The Future of Old Age

I want a care robot for my old age. I don’t mean those fake animals and devices that coo at you to take your meds, like The New York Times wrote about recently. Those sound patronizing and highly annoying.

What I want is a robot under my control that can help me take care of myself. If I need help getting out of bed or going to the bathroom or taking a shower, I want a robot that can do that. I’d also like one that can help me prepare meals, because I’d like to have control over what I eat as long as possible.

And, given that I am not very domestic, I definitely want one to do the housework. (In fact, I’d like one of those right now, please.)

The key words in all this are “under my control,” because the value I can see in a robot as compared to person doing these services is that I would be able to keep my independence. I wouldn’t have to argue with the caregiver if I wanted cereal for dinner or to skip the shower, and I wouldn’t have the humiliation of having another person help me in the bathroom.

This is not because I want to be a recluse. It’s because I want to keep my current kind of interactions with other people instead of conflating those interactions with personal services. I want conversations both serious and playful. I want to hug and hold the people I love. And I want to do it on my own terms, just as I do now.

This is, of course, assuming that my ailments in old age are physical ones that still leave me competent to make those decisions. I do not think care robots would be appropriate if I develop dementia or if I suffer from pain or other debilitating conditions that affect my reasoning. In those cases, I would need another person to make decisions for me.

And also in those cases, I would need caregivers around for the human contact, even if I couldn’t relate to them the way I relate to others now.

What I’m getting at here is reserving the human-provided care for those who truly need it, and coming up with robots that can help others age with independence. For example, I have some arthritis. Right now it’s not limiting, but I can see the possibility that it will be some day.

I’m fantasizing about everything from exoskeletons to a very strong android that, when told to, can lift me out of bed and take me to the toilet. I want mechanical devices under my control.

That sort of robot doesn’t exist yet, of course. However, there are useful devices developed for disabled people, such as the variety of wheelchairs available, that lay the groundwork.

It seems to me that if we developed good robotic devices for those of us who lose physical capacities as we get older, we can save the care by humans for those who truly need that.

Robots would eventually be relatively low in cost, which would mean we could pay the people who provide hands-on care something close to what they’re worth (and pay them regardless of whether they’re a member of the family giving up their other work to do this or a professional who does this as a job). I’d like to see both the robot care and the human care funded by Medicare.

While I suspect this could be good for a lot of people, I’m not really thinking in societal or futuristic or science fictional terms.
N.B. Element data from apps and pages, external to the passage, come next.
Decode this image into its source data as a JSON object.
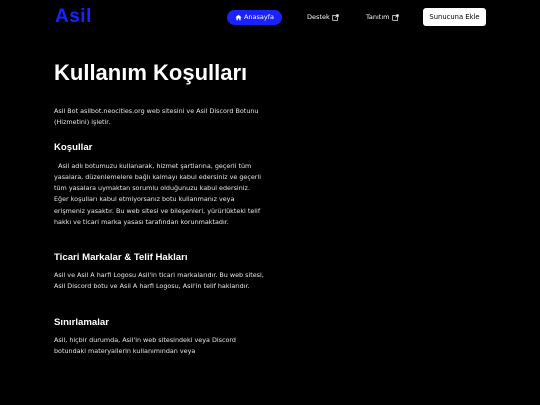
{
  "nav": {
    "logo": "Asil",
    "home_label": "Anasayfa",
    "support_label": "Destek",
    "intro_label": "Tanıtım",
    "invite_label": "Sunucuna Ekle"
  },
  "page": {
    "title": "Kullanım Koşulları",
    "intro": "Asil Bot asilbot.neocities.org web sitesini ve Asil Discord Botunu (Hizmetini) işletir.",
    "sections": [
      {
        "heading": "Koşullar",
        "body": "  Asil adlı botumuzu kullanarak, hizmet şartlarına, geçerli tüm yasalara, düzenlemelere bağlı kalmayı kabul edersiniz ve geçerli tüm yasalara uymaktan sorumlu olduğunuzu kabul edersiniz. Eğer koşulları kabul etmiyorsanız botu kullanmanız veya erişmeniz yasaktır. Bu web sitesi ve bileşenleri, yürürlükteki telif hakkı ve ticari marka yasası tarafından korunmaktadır."
      },
      {
        "heading": "Ticari Markalar & Telif Hakları",
        "body": "Asil ve Asil A harfi Logosu Asil'in ticari markalarıdır. Bu web sitesi, Asil Discord botu ve Asil A harfi Logosu, Asil'in telif haklarıdır."
      },
      {
        "heading": "Sınırlamalar",
        "body": "Asil, hiçbir durumda, Asil'in web sitesindeki veya Discord botundaki materyallerin kullanımından veya"
      }
    ]
  },
  "colors": {
    "accent": "#1a22ff",
    "background": "#000000",
    "text": "#ffffff"
  },
  "icons": [
    "home-icon",
    "external-link-icon"
  ]
}
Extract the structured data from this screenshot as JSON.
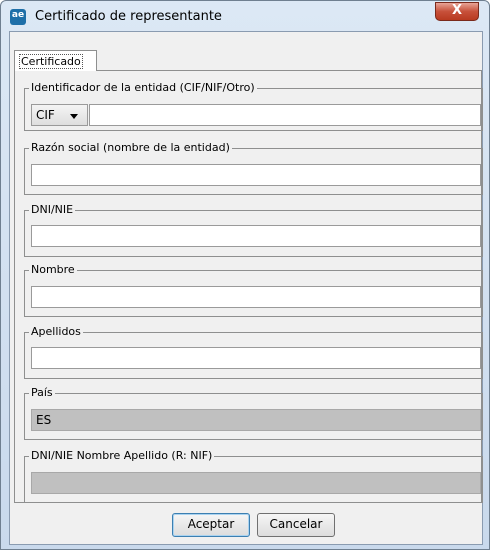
{
  "window": {
    "title": "Certificado de representante",
    "close_label": "X",
    "icon_text": "ae"
  },
  "tabs": [
    {
      "label": "Certificado"
    }
  ],
  "form": {
    "identificador": {
      "legend": "Identificador de la entidad (CIF/NIF/Otro)",
      "type_value": "CIF",
      "value": ""
    },
    "razon_social": {
      "legend": "Razón social (nombre de la entidad)",
      "value": ""
    },
    "dni_nie": {
      "legend": "DNI/NIE",
      "value": ""
    },
    "nombre": {
      "legend": "Nombre",
      "value": ""
    },
    "apellidos": {
      "legend": "Apellidos",
      "value": ""
    },
    "pais": {
      "legend": "País",
      "value": "ES"
    },
    "resumen": {
      "legend": "DNI/NIE Nombre Apellido (R: NIF)",
      "value": ""
    }
  },
  "buttons": {
    "accept": "Aceptar",
    "cancel": "Cancelar"
  },
  "colors": {
    "disabled_field": "#c0c0c0",
    "close_button": "#c7503a",
    "app_icon": "#1e6fa8"
  }
}
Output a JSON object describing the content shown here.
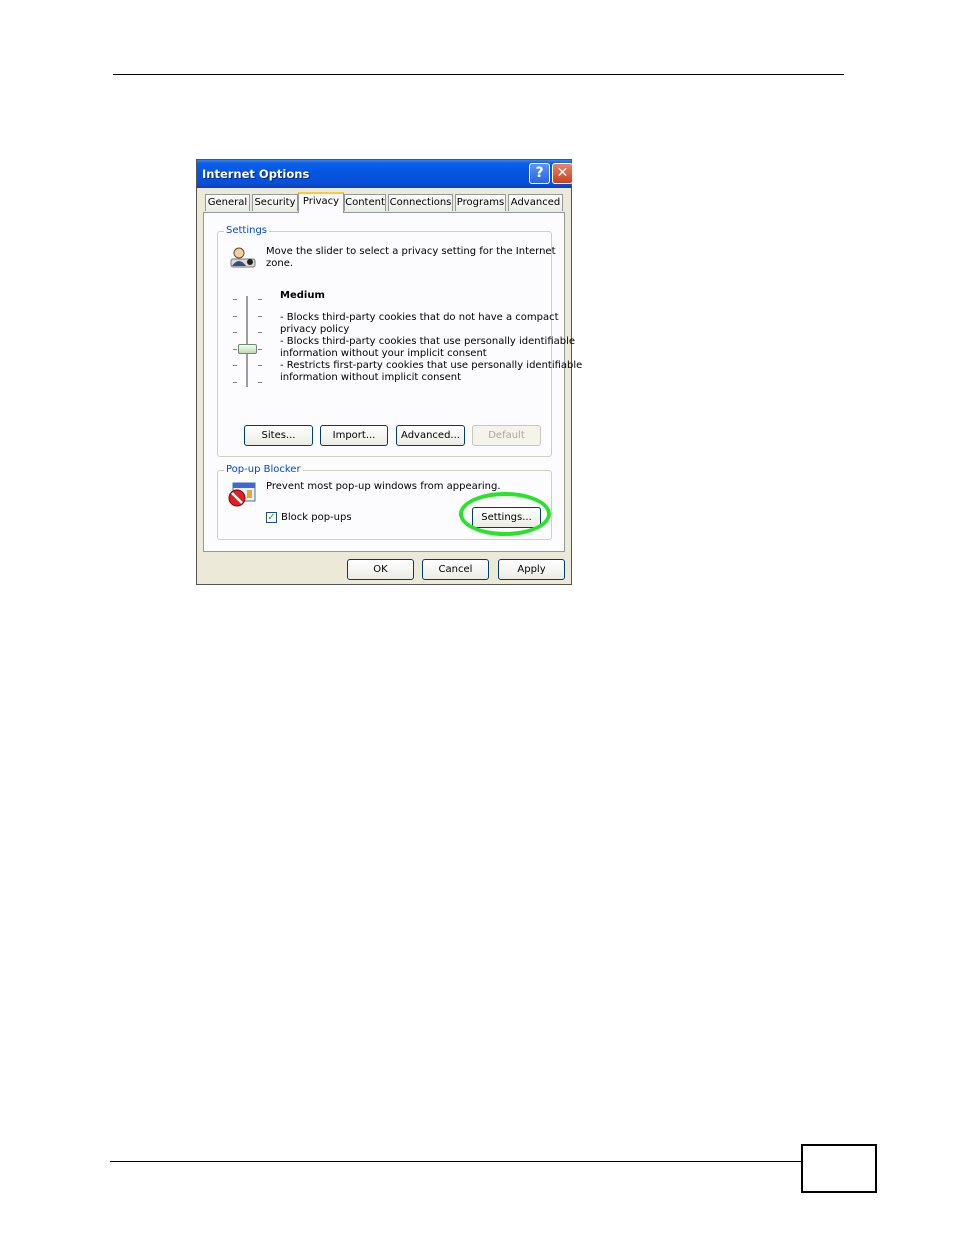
{
  "dialog": {
    "title": "Internet Options",
    "help_glyph": "?",
    "close_glyph": "✕",
    "tabs": [
      {
        "label": "General"
      },
      {
        "label": "Security"
      },
      {
        "label": "Privacy"
      },
      {
        "label": "Content"
      },
      {
        "label": "Connections"
      },
      {
        "label": "Programs"
      },
      {
        "label": "Advanced"
      }
    ],
    "active_tab": "Privacy"
  },
  "settings": {
    "group_label": "Settings",
    "description_line1": "Move the slider to select a privacy setting for the Internet",
    "description_line2": "zone.",
    "level_title": "Medium",
    "level_lines": [
      "- Blocks third-party cookies that do not have a compact",
      "privacy policy",
      "- Blocks third-party cookies that use personally identifiable",
      "information without your implicit consent",
      "- Restricts first-party cookies that use personally identifiable",
      "information without implicit consent"
    ],
    "slider_level": "Medium",
    "buttons": {
      "sites": "Sites...",
      "import": "Import...",
      "advanced": "Advanced...",
      "default": "Default"
    }
  },
  "popup": {
    "group_label": "Pop-up Blocker",
    "description": "Prevent most pop-up windows from appearing.",
    "block_label": "Block pop-ups",
    "block_checked": true,
    "settings_button": "Settings..."
  },
  "footer": {
    "ok": "OK",
    "cancel": "Cancel",
    "apply": "Apply"
  },
  "colors": {
    "titlebar": "#0554e0",
    "group_label": "#0046d5",
    "highlight": "#28e428"
  }
}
I’m thinking personally.

I can conceive of needing help as I age. As long as I’m competent, I’d like to be in control of that help. I bet a good robot would be a whole lot easier to control than a human being who believes they’re doing something for your own good.



The Future of Old Age — 5 Comments

  1. hear hear. Especially paying family members who step up. (This is vital to me not only for my own arthritis, which is getting to the serious stage, but both of us have parents with severe dementia/Alzheimer’s)

  2. Agreed, and automated help has gradually been coming for generations.

    But old people *also* need to interact. My 92 year-old mother would be much better off if she was forced to eat with everybody else. She likes to brag to the helpers she gets and complain about the helpers she gets. Robots won’t give the social contact she needs.

    To keep living—physical, mental, and social exercising are necessary.

    • I very much agree about the social contact. It’s vital. I can just conceive of being unable to do a lot of things for myself but still able to spend time with friends. And the main reason I want to be able to cook for myself as long as I can is not that I don’t enjoy socializing over meals. it’s that the meals in most senior living facilities are typical US food: bland, not enough whole grains, too much sugar, and badly cooked vegetables.

  3. That sounds like a great idea. Humans for interaction and robots for the stuff that isn’t so pleasant for humans to do, and for the things which, since I did this for the first part of my working life, the bad back and bad knees I have now.